● **Description of the task**
Only lines with the string "this" matter here; gather them from the material below.

● **Records shown**

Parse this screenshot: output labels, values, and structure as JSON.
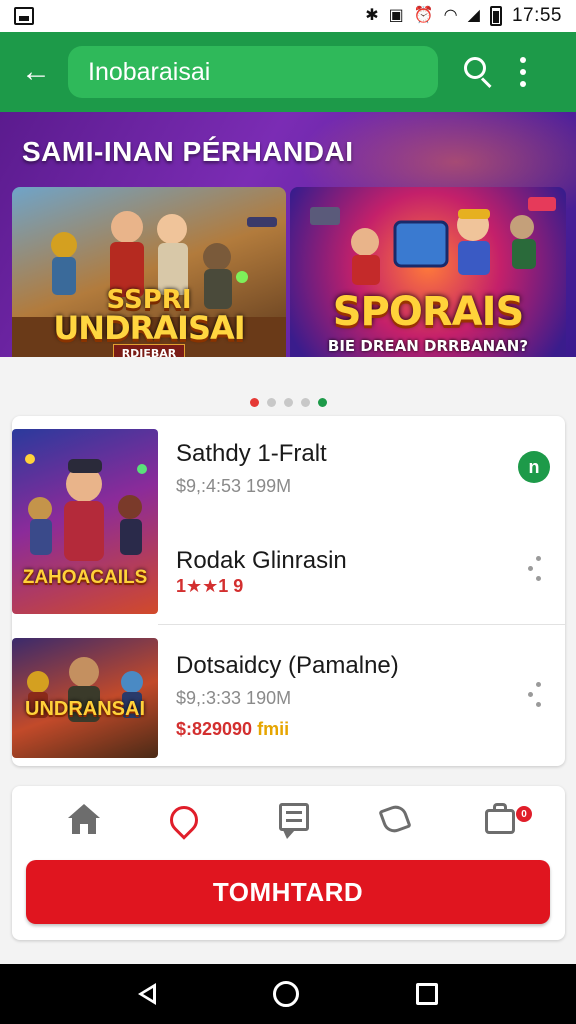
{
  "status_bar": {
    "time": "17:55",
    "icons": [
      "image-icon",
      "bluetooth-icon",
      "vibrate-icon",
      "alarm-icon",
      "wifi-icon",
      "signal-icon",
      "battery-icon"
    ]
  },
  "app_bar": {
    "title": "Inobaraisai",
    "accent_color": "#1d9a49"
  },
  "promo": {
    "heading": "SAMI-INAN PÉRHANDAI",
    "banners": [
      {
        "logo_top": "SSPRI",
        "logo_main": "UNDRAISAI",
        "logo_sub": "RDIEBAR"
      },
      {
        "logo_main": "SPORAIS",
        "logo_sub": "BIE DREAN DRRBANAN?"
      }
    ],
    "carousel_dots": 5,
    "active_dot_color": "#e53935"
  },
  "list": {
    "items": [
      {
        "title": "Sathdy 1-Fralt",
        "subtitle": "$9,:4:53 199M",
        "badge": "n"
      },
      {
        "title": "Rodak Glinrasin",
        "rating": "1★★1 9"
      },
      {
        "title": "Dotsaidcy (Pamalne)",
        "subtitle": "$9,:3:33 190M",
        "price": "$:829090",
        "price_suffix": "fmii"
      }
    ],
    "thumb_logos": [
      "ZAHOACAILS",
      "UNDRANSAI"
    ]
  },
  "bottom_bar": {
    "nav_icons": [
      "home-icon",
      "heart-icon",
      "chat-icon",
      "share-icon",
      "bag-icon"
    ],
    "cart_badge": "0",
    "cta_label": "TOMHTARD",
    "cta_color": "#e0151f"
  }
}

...

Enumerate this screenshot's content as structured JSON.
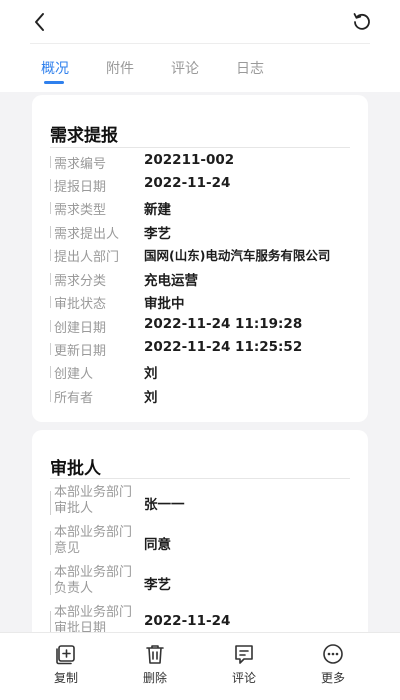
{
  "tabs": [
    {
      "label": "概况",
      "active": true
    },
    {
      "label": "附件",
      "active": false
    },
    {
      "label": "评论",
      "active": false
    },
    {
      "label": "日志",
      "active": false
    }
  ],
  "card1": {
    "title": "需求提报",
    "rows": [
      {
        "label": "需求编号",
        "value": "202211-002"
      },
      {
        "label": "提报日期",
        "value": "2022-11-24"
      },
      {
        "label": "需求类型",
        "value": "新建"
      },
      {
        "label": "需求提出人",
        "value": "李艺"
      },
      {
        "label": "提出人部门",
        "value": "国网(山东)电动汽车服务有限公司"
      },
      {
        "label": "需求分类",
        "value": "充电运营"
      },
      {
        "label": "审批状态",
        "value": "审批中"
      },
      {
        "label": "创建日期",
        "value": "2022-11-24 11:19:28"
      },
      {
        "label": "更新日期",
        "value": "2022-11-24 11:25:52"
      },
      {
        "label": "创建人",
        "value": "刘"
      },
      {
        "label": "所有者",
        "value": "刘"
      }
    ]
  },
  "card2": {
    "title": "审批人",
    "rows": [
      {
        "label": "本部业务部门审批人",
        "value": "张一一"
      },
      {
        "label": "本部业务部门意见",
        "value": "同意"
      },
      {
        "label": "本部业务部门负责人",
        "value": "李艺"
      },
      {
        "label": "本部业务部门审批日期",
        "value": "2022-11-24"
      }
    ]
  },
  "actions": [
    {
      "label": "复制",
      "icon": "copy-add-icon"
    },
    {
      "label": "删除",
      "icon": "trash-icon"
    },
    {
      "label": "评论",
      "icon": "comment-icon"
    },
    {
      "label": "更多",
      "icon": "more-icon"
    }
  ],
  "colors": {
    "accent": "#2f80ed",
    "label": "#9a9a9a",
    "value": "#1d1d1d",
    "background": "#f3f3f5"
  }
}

● **Answer**
Parse this screenshot: output labels, values, and structure as JSON.
Enumerate this screenshot's content as structured JSON.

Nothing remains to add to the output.